Web page and app entries
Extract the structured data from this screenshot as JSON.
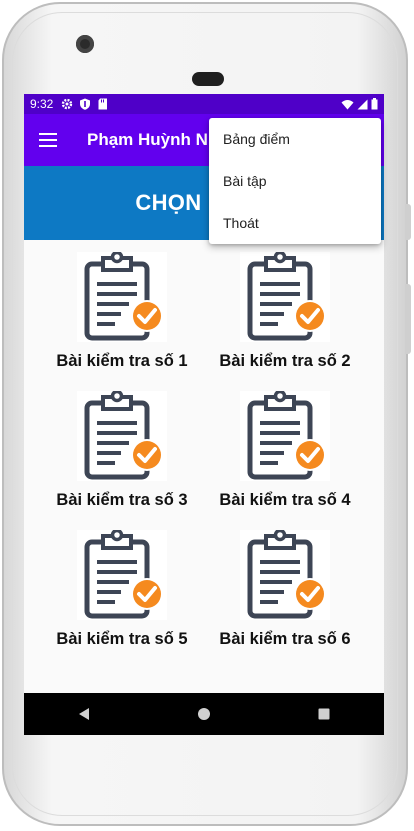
{
  "status_bar": {
    "time": "9:32",
    "left_icons": [
      "gear-icon",
      "shield-icon",
      "sd-card-icon"
    ],
    "right_icons": [
      "wifi-icon",
      "signal-icon",
      "battery-icon"
    ]
  },
  "app_bar": {
    "title": "Phạm Huỳnh Nh",
    "nav_icon": "hamburger-menu-icon",
    "color": "#6200ee"
  },
  "banner": {
    "title": "CHỌN BÀI",
    "color": "#0d79c4"
  },
  "quizzes": [
    {
      "label": "Bài kiểm tra số 1"
    },
    {
      "label": "Bài kiểm tra số 2"
    },
    {
      "label": "Bài kiểm tra số 3"
    },
    {
      "label": "Bài kiểm tra số 4"
    },
    {
      "label": "Bài kiểm tra số 5"
    },
    {
      "label": "Bài kiểm tra số 6"
    }
  ],
  "quiz_icon": {
    "name": "clipboard-check-icon",
    "clipboard_color": "#3d4555",
    "check_color": "#f58a1f"
  },
  "overflow_menu": {
    "items": [
      "Bảng điểm",
      "Bài tập",
      "Thoát"
    ]
  },
  "nav_bar": {
    "buttons": [
      "back-icon",
      "home-icon",
      "recents-icon"
    ]
  }
}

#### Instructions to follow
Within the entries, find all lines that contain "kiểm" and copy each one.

#### Output
      "label": "Bài kiểm tra số 1"
      "label": "Bài kiểm tra số 2"
      "label": "Bài kiểm tra số 3"
      "label": "Bài kiểm tra số 4"
      "label": "Bài kiểm tra số 5"
      "label": "Bài kiểm tra số 6"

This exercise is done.